An Impression of Otherness: Brian Rochefort at Van Doren Waxter
Brian Rochefort: Hot Spots at Van Doren Waxter
November 3 to December 22, 2017
195 Chrystie Street, between Rivington and Stanton streets
New York City, vandorenwaxter.com
Although Brian Rochefort was born in Rhode Island (1985) and studied ceramics at the Rhode Island School of Design, his ceramic sculptures relate strongly to a West Coast tradition—and he now indeed lives and works in Los Angeles. That tradition includes Peter Voulkos, Ron Nagle and Ken Price, and the latter two would seem of particular importance to Rochefort, though Voulkos’ explorations into the deconstruction of functional ceramic objects certainly has bearings as well. Nagle and Price conjure extraordinary surfaces, colors and shapes, broaching both the animate and inanimate in unexpected inventive form, in ways that particularly resonate with Rochefort.
Of the 17 ceramic works presented here, 12 are referred to by Rochefort as “craters” and placed on three white pedestals. The remaining pieces are wall based “relief paintings” (again, according to the artist) and incorporate their painted frames through color relationships: think Bram Bogart’s physically present forms and Jules Olitski’s vaporous sprayed transparencies. The particularly vivid use of color and intricate complexities of organic surface and structure obvious in all these works appear distinctly other within an urban environment—however garish and battered they become. An impression of otherness is, indeed, confirmed on discovering that their inspiration has been gleaned from such unspoiled physical phenomena as volcanic ranges, tropical rainforests, barrier reefs and attendant flora and fauna, experienced by Rochefort on travels in Central and South America and Africa.
The process used to arrive at particular colors and forms is intuitive—clearly, Rochefort is responsive to results at each stage along the way to a completed piece. These include breaking up an initial vessel shaped object of unfired clay, dipping the parts into a mixture of clay and mud, and leaving them to dry and crack. Glazes are then added using methods more or less familiar to ceramic production—drips and splashes, airbrushed gradients of color and pools of melted glass. The firing of each piece is repeated after another new layer of glaze is added.
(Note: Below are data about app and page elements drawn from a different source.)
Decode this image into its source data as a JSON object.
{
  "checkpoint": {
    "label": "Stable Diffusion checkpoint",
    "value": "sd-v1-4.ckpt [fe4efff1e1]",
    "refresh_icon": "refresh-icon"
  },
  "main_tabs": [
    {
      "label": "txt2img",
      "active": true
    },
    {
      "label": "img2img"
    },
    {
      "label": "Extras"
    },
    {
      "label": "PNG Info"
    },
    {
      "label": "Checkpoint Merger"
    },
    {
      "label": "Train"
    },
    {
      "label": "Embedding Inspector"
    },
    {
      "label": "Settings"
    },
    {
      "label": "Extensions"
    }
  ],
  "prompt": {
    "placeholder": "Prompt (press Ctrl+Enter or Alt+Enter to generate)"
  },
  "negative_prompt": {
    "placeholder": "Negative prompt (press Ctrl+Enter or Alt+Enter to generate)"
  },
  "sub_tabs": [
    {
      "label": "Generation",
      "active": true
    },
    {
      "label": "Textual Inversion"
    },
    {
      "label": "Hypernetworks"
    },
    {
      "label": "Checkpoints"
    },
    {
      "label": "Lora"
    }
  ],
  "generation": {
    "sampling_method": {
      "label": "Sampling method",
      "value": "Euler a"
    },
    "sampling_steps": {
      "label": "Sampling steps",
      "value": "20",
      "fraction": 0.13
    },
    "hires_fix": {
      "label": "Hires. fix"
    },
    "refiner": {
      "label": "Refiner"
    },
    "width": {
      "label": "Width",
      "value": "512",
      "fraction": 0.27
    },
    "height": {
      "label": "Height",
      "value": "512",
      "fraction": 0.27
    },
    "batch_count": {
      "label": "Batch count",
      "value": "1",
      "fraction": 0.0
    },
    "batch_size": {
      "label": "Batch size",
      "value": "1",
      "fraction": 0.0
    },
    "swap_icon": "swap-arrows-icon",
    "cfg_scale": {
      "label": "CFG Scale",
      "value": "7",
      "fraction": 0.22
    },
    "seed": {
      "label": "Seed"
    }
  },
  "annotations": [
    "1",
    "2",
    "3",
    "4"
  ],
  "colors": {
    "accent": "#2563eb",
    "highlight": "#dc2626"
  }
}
Jozani (2017), at 18 inches high, is typical of the irregularly conical “craters,” and consists of stoneware, earthenware, glaze and glass. A cluster of material around the top edge—circling the interior space—recalls volcanic activity or naturally transfiguring substances: reacting to each other, bubbling, breaking, separating irregularly, clotting, repulsing. This is not just associative of volcanos, it is what actually happened to the materials during the cumulative process of its making. The surface is cracked, both smooth and rough, matt and glistening. Loose patterns appear like pelts, or rocks in laver flows. The colors are warm—turmeric, terracotta, sand, yellow ocher, pale lemon, violet and white. Jozani is the name of a Tanzanian village. SETI (2017) is composed of the same materials but in different quantities and combinations, and with a different color range of blue, blue green, pink, yellow, brown, and white. This time, marine life comes to mind, coral reefs, the cosmos, and meteorites. Again, color, material and process each contribute to the visual pleasure, haptic delight and imaginative connection of the piece. The title references the organization committed to a search for extraterrestrial forms of life.
The wall-based “relief paintings” engage visually with the possibilities of painting and its presentation or, less obviously, an architectural setting such as a parvis. Relief Painting #4 (2017) is a slab of roughly textured ceramic gouged and modeled, colored dark yellow and placed within a frame. Turquoise in the base and internal sides and pale yellow in the facing edge generates continuity and play between the piece and its frame, rather than using the frame as a neutral device within which to isolate the work. The textured surface catches light in such a way as to make two tones. It looks encrusted or weathered, though this is not due to physical process this time, but is just a matter of appearance. Altogether, with both the “craters” and “relief paintings,” Rochefort has contributed to the expanded field of ceramic sculpture and painting, currently such a vital tendency in contemporary art.